###### NPV with Differing Cash Flows

Accounting (Year 12) - Capital Expenditure

Christian Bien

# How Do We Calculate Net Present Value Where the Cash Flows are Different Each Year?

The previous page show how to calculate NPV where the Net Cash Flow is consistent each year.

For an asset where cash flows are different each year, the NPV is calculated by applying the discount factor individually to the net cash flow of each period.

# Worked Example: NPV Calculation with differing Net Cash Flows

Below is an example of how to calculate the NPV where cash flows are not consistent each year. Christian Inc. is approached by an overseas company to invest in a project lasting 5 years. Christian Inc will have to contribute $70,000 upfront.

This project is estimated to provide the following economic benefits and outflows in each year of the project's life as seen in the table. The expected Cost of Capital is 10%. Calculate the NPV of this project and determine if Christian Inc. should go ahead with this project.

# Step 1: Calculate the Net Cash Flows

The first step is to find the Net Cash Flows of each year by Subtracting the Cash Outflows from the Cash Inflows. E.g.

In Year 1: $15,000 (Inflows) - $5,000 (Outflows)= $10,000 (Net Cash Flow).

In Year 2: $20,000 - $5000 = $15,000 and so on.

# Step 2: Applying the Discount Factor

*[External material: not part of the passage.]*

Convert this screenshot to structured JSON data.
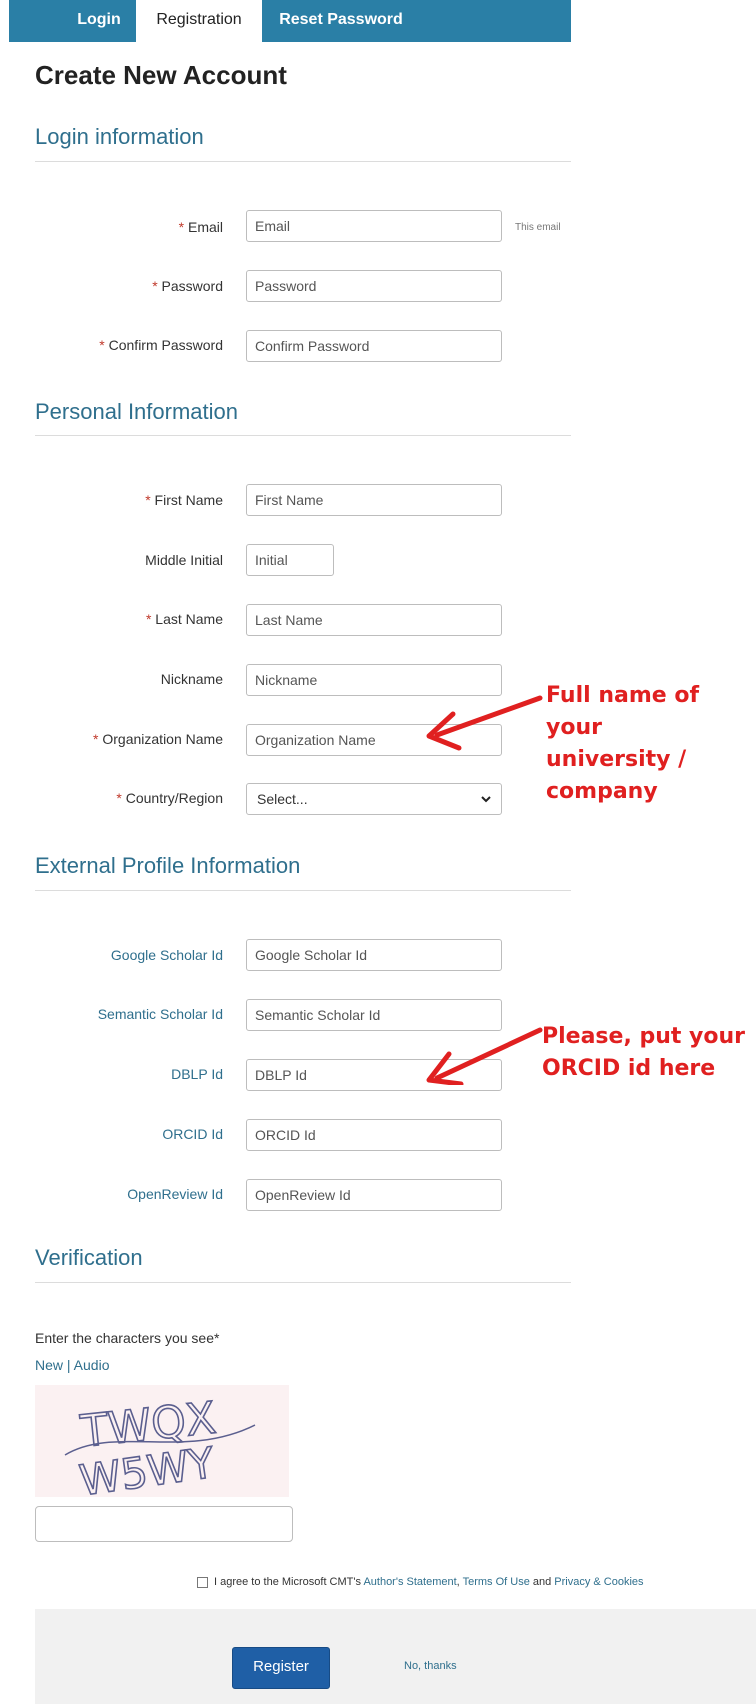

Since the Net Cash Flows are different each year, they will need to be discounted individually using their respective rates rates to give their Present Value.

To do this, the Net Cash Flow for each Year is multiplied with the figure that corresponds with the Cost of Capital (Discount Factor) and the Period. Net Cash Flow for the period Ã— Discount Figure = Present Value of Future Cash Flow We know that the Cost of Capital (Discount Factor) is 10%.

For Year 1: 10,000 (Net Cash Flow) is multiplied by 0.9091 (Discount Figure)- as this figure corresponds with the Discount Factor of 10% for Period 1, resulting in = 9091 as the Present Value of the Future Cash Flow for this Year (Refer to the image at the bottom of the page)

For Year 2: 15,000 (Net Cash Flow) Ã— 0.8264 (Discount Figure corresponding with Discount Factor of 10% for Period 2) = 12,396 (Present Value of the Future Cash Flow for this Year. * For different Cash Flows each year, the discount figures should be attained from the 'Present Value of $1 at the end of future periods' table provided in the Accounting and Finance ATAR Specifications Booklet.

# Step 3: Calculate the Total Present Value of the Future Cash Flows

Once the Present Value for the Net Cash Flows of each Year is calculated, add them all together to find the Total Present Value of Future Cash Flows throughout the life of the Project. 9091 ( Y1) + 12396 (Y2) + 12772.1 (Y3) + 15026 (Y4) + 18627 (Y5) = $ 67,912.10 (Total PV of Future Cash Flows).

# Step 4: Finding the Net Present Value of the Project

As mentioned before, the formula for the Net Present Value = (PV of Future Cash Flows) - (PV Cost of Capital Investment). In Step 3, we have calculated the Present Value of Future Cash Flows to be = $67,912.10

From the question we are told the cost of the project contribution is $70,000. By substituting these figures in the NPV Formula: = $67,912.10 (PV of Future Cash Flows) - $70,000 (PV Cost of Capital Investment) = - $2087.90 ----> This is the Net Present Value.

# Step 5: Interpretation of the Net Present Value

The final NPV is a negative figure of - $2087.90.

This can be interpreted as the project will make $2087.90 less than the minimum 10% return expected from the Cost of Capital, therefore this Investment should be Rejected.

# Reference: Discount Factor Table in the Case of Differing Net Cash Flows

This image of the table has been extracted from the Specifications booklet. We know that the Cost of Capital (Discount Factor) is 10%.

For Year 1: 10,000 (Net Cash Flow) is multiplied by 0.9091 (Discount Figure)- as this figure corresponds with the Discount Factor of 10% for Period 1, resulting in = 9091 as the Present Value of the Future Cash Flow for this Year.